We all hear about horses getting their hocks injected. I believe that the main reason for this is from trying to force them to stand 'straight'. The age old standard is that horses are supposed to stand with hind legs facing straight forward. But when you start to understand the proper bone structure, this is not right. 

Most horses stand naturally toed out.

Why? If you look at these horses they all stand with their stifle wider than their point of buttock. I believe this is normal for most horses. Therefore they should stand with their legs pointing the same way as their femur. This is actualy correct if you are balancing to the bone structure.

If you look at the horse from behind, the pelvic bones are the widest point (H). From this point they narrow to the point of the buttocks (B). From there they widen back out to the stifle joint (S).

This tells you that the leg and foot should be at the same angle as the femur. This means the cannon bone and foot should be at the same angle.

This illustrates femur, tibia, and cannon all in alignment.

This is a good example of hind leg high on inside turning foot to inside.
This is the same foot centered with leg. Shows balance and suport of bone column.

(Hind legs both high on the inside)

Farriers have been told to leave back hooves high on inside to make them stand straight (toes facing straight forward).

This is devastating to the horse. It puts pressure on the pastern, fetlock, and hock. I have seen horses with hock problems come sound just by balancing their feet to the cannon bone (using the t-square).

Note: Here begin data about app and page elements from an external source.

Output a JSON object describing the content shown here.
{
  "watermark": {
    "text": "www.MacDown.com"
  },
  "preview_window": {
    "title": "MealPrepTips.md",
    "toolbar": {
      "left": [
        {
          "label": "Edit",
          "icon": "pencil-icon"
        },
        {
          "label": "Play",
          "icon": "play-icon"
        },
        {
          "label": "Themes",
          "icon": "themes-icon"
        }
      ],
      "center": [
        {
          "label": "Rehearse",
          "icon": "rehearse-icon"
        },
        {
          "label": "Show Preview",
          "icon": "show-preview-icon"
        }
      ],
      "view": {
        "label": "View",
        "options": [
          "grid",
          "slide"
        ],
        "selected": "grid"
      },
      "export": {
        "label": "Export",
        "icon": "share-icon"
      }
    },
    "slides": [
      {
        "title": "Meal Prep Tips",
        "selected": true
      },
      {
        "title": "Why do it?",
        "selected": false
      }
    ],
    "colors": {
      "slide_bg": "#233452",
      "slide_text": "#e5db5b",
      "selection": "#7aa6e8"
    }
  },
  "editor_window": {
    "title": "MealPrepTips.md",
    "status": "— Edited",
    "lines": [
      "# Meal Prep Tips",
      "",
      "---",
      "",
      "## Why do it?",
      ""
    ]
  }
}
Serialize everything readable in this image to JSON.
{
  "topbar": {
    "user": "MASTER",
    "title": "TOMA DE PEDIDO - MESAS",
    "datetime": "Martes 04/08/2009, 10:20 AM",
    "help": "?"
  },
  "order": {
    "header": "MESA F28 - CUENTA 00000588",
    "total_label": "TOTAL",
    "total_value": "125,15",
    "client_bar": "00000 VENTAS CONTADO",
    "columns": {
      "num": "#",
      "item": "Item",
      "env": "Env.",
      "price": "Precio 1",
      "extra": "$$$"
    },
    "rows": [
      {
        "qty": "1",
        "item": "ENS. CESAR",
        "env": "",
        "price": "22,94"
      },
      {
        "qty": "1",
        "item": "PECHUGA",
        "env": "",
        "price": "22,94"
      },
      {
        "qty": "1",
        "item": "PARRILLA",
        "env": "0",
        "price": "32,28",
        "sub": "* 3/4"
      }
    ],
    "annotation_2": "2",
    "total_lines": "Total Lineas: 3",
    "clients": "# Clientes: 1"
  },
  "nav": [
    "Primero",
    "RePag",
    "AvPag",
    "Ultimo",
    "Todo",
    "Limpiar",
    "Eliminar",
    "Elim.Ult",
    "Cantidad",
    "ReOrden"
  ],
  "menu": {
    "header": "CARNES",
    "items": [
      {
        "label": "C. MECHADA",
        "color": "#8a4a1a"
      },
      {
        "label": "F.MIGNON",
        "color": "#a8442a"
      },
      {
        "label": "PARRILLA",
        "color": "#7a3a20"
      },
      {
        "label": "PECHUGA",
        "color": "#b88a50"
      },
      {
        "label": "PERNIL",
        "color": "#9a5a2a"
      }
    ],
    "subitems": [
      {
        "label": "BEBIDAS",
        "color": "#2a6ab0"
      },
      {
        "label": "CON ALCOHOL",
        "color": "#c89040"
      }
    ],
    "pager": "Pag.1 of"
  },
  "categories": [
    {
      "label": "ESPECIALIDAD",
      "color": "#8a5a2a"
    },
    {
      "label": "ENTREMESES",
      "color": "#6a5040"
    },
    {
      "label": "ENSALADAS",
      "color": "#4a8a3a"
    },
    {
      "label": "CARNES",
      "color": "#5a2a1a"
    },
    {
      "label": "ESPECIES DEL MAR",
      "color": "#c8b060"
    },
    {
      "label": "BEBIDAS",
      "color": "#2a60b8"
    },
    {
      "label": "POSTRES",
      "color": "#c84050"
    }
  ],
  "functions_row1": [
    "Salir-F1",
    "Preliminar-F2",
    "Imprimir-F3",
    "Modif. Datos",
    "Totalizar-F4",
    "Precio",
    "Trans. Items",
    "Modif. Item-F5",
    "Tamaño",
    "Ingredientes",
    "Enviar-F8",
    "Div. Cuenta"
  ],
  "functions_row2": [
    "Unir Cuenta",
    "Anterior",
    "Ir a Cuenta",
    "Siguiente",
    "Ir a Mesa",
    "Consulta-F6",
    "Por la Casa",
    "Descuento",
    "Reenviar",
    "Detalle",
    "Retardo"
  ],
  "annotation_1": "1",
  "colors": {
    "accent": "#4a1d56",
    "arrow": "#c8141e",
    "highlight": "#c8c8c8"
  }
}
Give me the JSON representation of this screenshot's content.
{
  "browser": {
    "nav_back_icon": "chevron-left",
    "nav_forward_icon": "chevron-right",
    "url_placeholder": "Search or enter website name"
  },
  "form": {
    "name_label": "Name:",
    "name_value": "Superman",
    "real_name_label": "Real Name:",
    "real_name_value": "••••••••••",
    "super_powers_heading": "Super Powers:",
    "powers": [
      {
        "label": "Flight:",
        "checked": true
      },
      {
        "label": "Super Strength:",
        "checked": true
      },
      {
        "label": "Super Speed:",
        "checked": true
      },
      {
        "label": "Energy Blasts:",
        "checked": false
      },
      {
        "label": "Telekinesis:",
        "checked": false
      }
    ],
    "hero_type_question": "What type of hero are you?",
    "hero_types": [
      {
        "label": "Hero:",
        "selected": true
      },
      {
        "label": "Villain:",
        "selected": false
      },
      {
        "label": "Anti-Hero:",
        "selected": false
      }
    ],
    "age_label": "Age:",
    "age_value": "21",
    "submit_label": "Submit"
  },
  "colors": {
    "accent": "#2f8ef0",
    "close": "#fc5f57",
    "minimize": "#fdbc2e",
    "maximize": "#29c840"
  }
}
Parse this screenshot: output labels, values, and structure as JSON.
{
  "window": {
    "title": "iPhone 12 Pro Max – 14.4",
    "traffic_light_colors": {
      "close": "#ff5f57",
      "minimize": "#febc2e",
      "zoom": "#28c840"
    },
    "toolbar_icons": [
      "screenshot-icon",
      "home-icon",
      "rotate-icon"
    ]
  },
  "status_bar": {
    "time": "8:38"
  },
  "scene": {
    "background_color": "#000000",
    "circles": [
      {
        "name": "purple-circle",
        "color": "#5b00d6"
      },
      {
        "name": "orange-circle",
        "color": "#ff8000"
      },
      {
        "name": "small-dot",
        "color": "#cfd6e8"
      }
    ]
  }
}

This is a balanced foot. This should be done front and hind.

I believe that hock injections could almost be eliminated by proper trimming and shoeing.